However, most organizations using video interviews are leveraging one-way video interviews which allow candidates to do the interview on their own time. This solution should be used no matter where your candidate is located. Just because a candidate lives 5 minutes down the road doesn’t mean you should do a 1-2 hour in-person interview with them. A one-way video interview empowers your team to learn more about your candidates in less time so you can ensure you’re only doing final, in-person interviews with the best people.
- Josh Tolan, Founder & CEO, Spark Hire
It is important to realize that while English is the lingua franca of the US, global employees who may be US-based or overseas, may not understand English as well as they say. If you are administering corporate training, sending communications, or managing employee relations in general, the information is much better absorbed and understood when delivered in the native language of the employee. The goal is to ensure that all employees share the same opportunity for understanding the message rather than being tested on their ability to understand English.
- Judith Soloduk, Senior Marketing Associate, Morningside Translations
Organizations need a dialogue tool.

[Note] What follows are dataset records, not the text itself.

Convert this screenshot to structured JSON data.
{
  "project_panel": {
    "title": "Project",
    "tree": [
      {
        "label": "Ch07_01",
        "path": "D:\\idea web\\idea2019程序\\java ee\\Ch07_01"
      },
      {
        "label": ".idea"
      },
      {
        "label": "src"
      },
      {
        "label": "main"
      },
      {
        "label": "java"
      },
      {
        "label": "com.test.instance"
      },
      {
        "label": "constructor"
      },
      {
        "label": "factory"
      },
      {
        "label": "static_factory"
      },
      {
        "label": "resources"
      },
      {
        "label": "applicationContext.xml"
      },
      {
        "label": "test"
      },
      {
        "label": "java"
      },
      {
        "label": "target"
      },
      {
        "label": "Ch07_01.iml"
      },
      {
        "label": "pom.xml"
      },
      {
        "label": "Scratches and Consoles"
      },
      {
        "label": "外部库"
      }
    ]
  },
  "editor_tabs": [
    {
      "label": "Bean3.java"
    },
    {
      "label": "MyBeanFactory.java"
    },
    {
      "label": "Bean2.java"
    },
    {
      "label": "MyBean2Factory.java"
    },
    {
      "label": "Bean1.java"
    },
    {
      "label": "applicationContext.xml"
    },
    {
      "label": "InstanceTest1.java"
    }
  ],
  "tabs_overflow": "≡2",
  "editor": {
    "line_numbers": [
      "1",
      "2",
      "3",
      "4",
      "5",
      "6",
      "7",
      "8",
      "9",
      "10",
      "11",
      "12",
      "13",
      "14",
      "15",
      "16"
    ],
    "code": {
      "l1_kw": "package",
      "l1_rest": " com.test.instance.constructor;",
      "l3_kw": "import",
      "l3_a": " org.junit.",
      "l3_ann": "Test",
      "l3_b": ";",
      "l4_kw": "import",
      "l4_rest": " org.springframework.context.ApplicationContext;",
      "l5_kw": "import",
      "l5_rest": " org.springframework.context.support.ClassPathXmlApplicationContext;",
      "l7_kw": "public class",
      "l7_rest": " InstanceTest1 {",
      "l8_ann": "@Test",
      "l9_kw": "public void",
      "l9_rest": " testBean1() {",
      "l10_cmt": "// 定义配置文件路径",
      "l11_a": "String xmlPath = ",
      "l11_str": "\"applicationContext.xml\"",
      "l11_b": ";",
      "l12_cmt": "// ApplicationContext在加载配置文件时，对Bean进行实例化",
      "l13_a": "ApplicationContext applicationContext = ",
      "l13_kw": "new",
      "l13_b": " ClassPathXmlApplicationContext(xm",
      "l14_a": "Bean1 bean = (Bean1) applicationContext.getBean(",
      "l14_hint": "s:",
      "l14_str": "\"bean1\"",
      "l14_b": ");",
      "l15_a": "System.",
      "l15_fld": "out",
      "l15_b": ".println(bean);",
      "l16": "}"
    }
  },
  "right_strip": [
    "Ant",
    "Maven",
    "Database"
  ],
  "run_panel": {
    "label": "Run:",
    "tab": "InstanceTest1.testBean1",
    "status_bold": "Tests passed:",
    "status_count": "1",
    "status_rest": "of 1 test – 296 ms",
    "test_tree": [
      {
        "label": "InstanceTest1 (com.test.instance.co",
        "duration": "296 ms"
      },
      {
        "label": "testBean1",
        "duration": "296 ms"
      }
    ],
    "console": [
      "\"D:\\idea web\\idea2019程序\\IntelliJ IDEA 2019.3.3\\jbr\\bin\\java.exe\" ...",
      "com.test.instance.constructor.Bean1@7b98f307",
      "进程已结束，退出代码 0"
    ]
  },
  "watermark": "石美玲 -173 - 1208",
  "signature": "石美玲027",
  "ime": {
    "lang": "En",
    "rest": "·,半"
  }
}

For example, look at new hires in onboarding. How often do you have the opportunity to confirm a preferred communication style? A dialogue tool deployed in orientation gives people the opportunity to say, ‘here’s how I like to do things.’
Use a dialogue tool in onboarding to prevent future miscommunications, learn how people are naturally hardwired, and what their predicted behaviors will be.
Christina Bowser, Senior Facilitator and Project Manager, Extended DISC
Applying Communications Training
Understand who you are communicating with. The biggest underlier in miscommunication is not knowing how to communicate with people who have different styles. Once you discover how to best communicate with your coworkers, you can work together towards a common goal.
Leadership buy in and getting everyone on the same page and invested in the strategy is critical. Getting to the point of applying the communications training is incredibly important. When it’s a part of your culture, you see the long-term benefits of a communications initiative. If what you do doesn’t have ramifications on the day-to-day, you’re not maximizing your communication training.
Allison Hetzel, Strategic Account Manager, Real Colors
Companies face several challenges when trying to communicate.
They tend to overdo it, packing in too much information. They don’t build their idea around a central visual or metaphor that helps their audience see the idea in terms familiar to them. And, organizations tend to talk only about themselves and their ideas.
Communication should always be about the person on the other end. It’s their discovery of these ideas and how they relate to them that matters,
With that said, video is fantastic for framing things and getting across the big picture. They’re not a great vehicle for details, and diving into the weeds. But video can engage, and help people retain information with the right accompanying materials.
Mark H. Smith, President, Splainers
Interested in learning more about workplace communication? Review SHRM’s vendor directory of organizational and employee development companies, or jump in the conversation on social media by following SHRM.